*EXERCISE REQUIREMENTS*.
Every line that holds the word "JSON" needs to be copied from the data below.

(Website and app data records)

+++++

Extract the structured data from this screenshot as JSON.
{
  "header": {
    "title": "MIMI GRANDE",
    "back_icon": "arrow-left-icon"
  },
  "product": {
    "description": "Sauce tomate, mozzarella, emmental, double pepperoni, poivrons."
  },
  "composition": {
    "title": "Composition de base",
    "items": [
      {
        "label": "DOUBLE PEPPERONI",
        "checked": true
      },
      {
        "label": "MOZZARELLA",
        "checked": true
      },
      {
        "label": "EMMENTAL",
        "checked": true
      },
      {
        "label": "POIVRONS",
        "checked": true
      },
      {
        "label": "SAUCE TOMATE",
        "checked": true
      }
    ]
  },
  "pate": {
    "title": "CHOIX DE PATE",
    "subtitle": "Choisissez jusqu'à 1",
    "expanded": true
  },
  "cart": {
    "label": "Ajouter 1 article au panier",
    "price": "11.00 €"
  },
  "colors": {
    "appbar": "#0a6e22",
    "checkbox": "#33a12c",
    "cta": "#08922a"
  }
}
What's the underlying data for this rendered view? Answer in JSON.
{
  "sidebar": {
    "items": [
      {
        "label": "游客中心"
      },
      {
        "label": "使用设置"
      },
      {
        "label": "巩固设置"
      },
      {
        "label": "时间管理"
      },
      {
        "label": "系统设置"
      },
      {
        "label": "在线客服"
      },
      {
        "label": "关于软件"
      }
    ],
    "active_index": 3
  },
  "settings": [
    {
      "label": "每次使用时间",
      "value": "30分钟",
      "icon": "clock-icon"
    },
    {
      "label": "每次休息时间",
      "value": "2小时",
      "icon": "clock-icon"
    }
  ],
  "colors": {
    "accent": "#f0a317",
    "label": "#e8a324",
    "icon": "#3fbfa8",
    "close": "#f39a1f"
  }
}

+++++

*ANSWER SPACE*.
Extract the structured data from this screenshot as JSON.
What's the underlying data for this rendered view? Answer in JSON.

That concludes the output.